The few patterns we have traced this morning suggest yet other patterns, for they are to be found everywhere, all related to each other and founded in eternal truth. Recently, while reading 3 Nephi for Gospel Doctrine class, it occurred to me that the coming of the Lord to the Nephite survivors retraces on a larger scale the Awake and Arise Pattern with its trials, Satanic intrusion, and belly of the whale nadir, culminating in the appearance of the Lord. But as I traced this pattern among the Nephites, it occurred to me that the pattern of the Lord’s appearance in the New World foreshadows, clarifies, and orders what we know about the second coming of the Lord as it will occur. Knowing this Appearance Pattern as described by Nephi will strengthen us in the day of Christ’s coming, when we who trace patterns will be able to comfort our families and cry out to our neighbors in the great dark like a television weatherman: “The worst is over, folks!

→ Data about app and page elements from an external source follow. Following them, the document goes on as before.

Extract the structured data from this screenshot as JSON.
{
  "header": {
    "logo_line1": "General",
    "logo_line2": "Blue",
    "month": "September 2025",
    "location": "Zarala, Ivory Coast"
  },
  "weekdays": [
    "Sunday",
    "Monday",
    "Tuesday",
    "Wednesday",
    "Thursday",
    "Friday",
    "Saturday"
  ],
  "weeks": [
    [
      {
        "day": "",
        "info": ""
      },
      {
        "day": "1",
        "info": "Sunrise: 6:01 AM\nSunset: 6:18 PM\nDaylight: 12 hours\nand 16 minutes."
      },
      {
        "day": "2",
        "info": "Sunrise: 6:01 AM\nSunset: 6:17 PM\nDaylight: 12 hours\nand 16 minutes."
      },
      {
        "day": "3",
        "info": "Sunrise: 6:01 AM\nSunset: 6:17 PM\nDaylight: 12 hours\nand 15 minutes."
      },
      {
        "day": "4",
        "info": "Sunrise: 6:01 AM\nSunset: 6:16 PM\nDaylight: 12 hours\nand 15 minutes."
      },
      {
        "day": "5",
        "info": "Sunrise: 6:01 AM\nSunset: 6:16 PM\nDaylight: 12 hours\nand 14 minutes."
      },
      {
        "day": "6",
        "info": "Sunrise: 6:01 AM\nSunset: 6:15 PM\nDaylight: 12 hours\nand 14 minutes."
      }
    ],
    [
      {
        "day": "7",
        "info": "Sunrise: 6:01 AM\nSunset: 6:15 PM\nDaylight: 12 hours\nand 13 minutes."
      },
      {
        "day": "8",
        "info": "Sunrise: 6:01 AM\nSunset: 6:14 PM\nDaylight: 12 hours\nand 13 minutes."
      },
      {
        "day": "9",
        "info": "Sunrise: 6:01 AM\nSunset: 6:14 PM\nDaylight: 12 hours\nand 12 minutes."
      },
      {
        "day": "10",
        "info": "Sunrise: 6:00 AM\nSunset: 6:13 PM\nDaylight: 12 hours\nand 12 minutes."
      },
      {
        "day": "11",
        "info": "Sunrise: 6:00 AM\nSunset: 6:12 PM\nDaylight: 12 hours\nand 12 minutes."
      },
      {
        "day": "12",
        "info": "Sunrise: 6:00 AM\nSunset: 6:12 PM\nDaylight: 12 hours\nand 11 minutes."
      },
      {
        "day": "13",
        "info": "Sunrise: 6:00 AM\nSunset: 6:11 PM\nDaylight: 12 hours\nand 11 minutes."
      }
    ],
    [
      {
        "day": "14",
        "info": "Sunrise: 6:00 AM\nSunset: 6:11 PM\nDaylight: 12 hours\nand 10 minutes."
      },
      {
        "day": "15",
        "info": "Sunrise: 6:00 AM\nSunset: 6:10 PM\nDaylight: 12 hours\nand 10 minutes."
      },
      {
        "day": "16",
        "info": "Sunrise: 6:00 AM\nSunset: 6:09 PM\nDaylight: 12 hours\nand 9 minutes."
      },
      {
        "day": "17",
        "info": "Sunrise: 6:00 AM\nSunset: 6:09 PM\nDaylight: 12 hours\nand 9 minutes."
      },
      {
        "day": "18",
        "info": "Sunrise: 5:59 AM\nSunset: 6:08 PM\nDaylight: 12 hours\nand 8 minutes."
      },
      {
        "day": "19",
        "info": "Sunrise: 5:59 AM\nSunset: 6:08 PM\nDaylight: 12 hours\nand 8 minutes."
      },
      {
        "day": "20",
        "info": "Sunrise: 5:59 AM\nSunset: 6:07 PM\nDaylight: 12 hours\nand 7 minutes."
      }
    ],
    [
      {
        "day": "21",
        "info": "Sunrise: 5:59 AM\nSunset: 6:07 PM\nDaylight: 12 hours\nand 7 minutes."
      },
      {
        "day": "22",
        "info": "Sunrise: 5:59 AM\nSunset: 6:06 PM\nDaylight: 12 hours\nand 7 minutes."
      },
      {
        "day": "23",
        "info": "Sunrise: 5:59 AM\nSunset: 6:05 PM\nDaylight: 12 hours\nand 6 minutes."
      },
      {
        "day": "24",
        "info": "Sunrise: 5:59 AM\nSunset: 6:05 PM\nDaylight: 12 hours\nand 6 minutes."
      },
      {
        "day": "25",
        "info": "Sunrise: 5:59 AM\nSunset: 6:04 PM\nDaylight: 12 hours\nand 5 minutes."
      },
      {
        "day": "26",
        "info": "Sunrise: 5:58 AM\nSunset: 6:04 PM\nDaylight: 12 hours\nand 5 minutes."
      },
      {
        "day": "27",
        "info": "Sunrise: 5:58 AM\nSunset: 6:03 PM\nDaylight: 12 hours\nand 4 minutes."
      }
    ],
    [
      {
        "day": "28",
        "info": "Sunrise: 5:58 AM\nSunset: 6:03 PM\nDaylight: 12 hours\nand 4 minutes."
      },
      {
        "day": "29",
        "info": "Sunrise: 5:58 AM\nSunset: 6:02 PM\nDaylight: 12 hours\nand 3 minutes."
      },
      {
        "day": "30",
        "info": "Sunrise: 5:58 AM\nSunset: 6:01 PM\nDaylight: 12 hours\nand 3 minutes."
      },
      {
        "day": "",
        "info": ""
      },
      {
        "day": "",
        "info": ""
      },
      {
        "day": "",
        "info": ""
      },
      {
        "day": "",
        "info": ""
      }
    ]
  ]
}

We’re calling for three days of darkness, for voices to begin soon, for the light to return, for our God to introduce his Beloved Son, as he always does—and then the King of Kings will appear and wipe away our tears.” It is all in the Lord’s pattern book.
The Parallel Pattern:
Christ’s Appearance to the Nephites and the Second Coming of the Lord
A Voice of Warning
The Great Sign
Irrefutable Signs Witnessed
The Righteous Minority
Satan Sows Confusion
The Lord Counterattacks
The Bitter Struggle Ensues
The Signs Suddenly Realized
The Lord Comes to His Temple
The Ministry of Jesus Christ
Seeking and finding the Lord’s “pattern in all things” can be, then, a rewarding and important spiritual discipline on the way to becoming, as Christ charged us to be, “even as I am” (3 Nephi 27:27). All other patterns are subordinate to this grand pattern of Jesus Christ. Brigham Young taught that “the greatest mystery a man ever learned, is to know how to . . . bring every faculty and power of the [human mind] in[to] subjection to Jesus Christ” (JD 1:46). We learn that discipline by tracing his divine pattern, which he teaches at every opportunity and in every setting, of following and teaching all men and women, everywhere, the intensifying, incremental, and upward-spiraling pattern of faith, repentance, baptism, renewal, and—hand-in-hand with the Holy Spirit—enduring to the end in discovering more and more divine patterns through knowing and following that other grand pattern: “He that receiveth light, and continueth in God, receiveth more light; and that light groweth brighter and brighter until the perfect day” (D&C 50:24). May he hasten that day for each of us, I pray, in the name of Jesus Christ. Amen.
© Brigham Young University. All rights reserved.
Richard H. Cracroft was a BYU professor of English when this devotional address was given on 10 December 1996.